LOCKWOOD, ANDREWS & NEWNAM, P.C., a Michigan corporation; LOCKWOOD, ANDREWS & NEWNAM, INC., a Texas corporation,

LEO A. DALY COMPANY, a Nebraska corporation,
   No. 16-2313
Appeal from the United States District Court
for the Eastern District of Michigan at Ann Arbor.
No. 5:16-cv-10663—John Corbett O’Meara, District Judge.
Argued: November 7, 2016
Decided and Filed: November 16, 2016
Before: GRIFFIN, KETHLEDGE, and DONALD, Circuit Judges.
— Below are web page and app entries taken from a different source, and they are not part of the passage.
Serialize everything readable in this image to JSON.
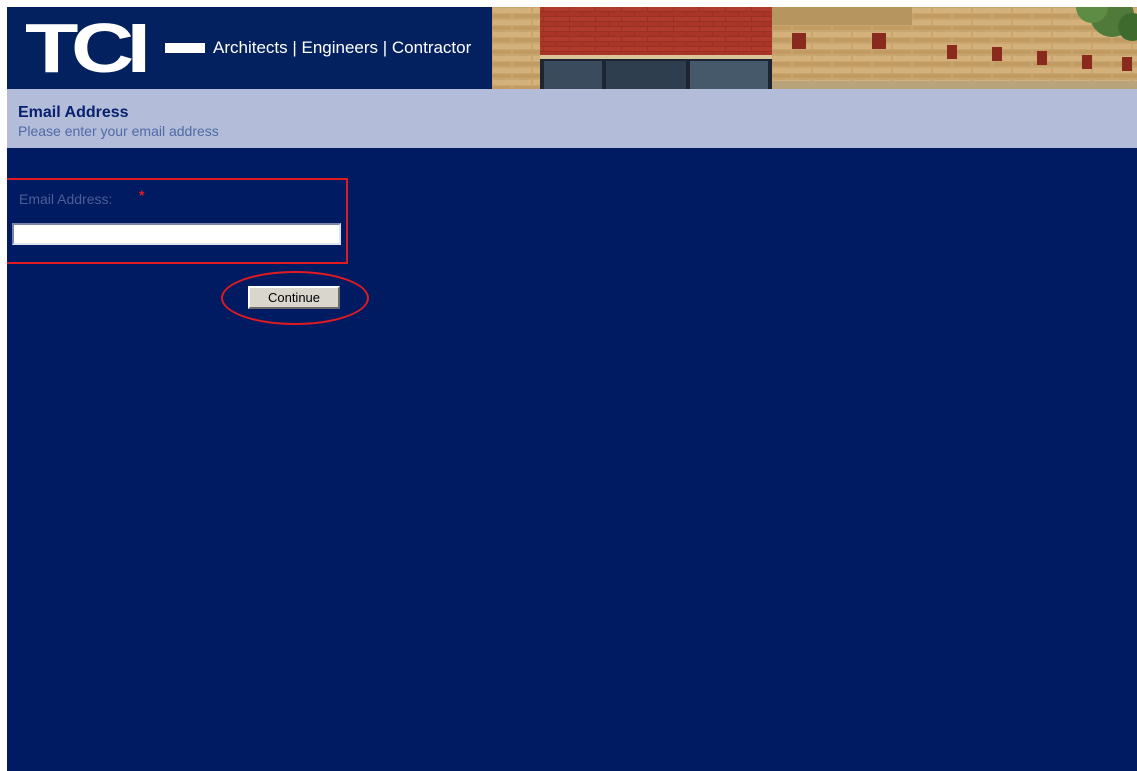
{
  "banner": {
    "logo_text": "TCI",
    "tagline": "Architects | Engineers | Contractor"
  },
  "header": {
    "title": "Email Address",
    "subtitle": "Please enter your email address"
  },
  "form": {
    "email_label": "Email Address:",
    "required_mark": "*",
    "email_value": "",
    "continue_label": "Continue"
  },
  "colors": {
    "page_background": "#001b62",
    "title_strip": "#b3bcd8",
    "title_text": "#08216e",
    "annotation_red": "#e01b20"
  }
}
GRIFFIN, Circuit Judge. This state-law professional negligence proposed class action suit arises out of the Flint Water Crisis, a public health disaster that drew national media coverage when the City of Flint decided to supply water to its residents using the Flint River without implementing necessary anti-corrosion measures. The series of events precipitating the tragedy have little to do with the issue before us on appeal. We deal, instead, with a question of procedure: must plaintiffs litigate their claim in state or federal court? In 2005, Congress revised the contours of federal diversity jurisdiction, making it easier to remove class actions to federal court, while at the same time providing an exception for cases that are “truly local in nature,” commonly called the “local controversy” exception. The parties dispute whether plaintiffs’ claim against defendants (civil engineering companies responsible for upgrading Flint’s municipal water system) belongs in state court under this exception. Though the Flint Water Crisis captured the attention of the nation, its infamy does not make it any less local. Because plaintiffs’ suit consists of a proposed class of more than two-thirds Michigan citizens, a significant local defendant, and injuries limited to the reach of Flint’s water system, it satisfies the statutory requirements of the local controversy exception. We therefore affirm the district court’s decision to remand this case to state court.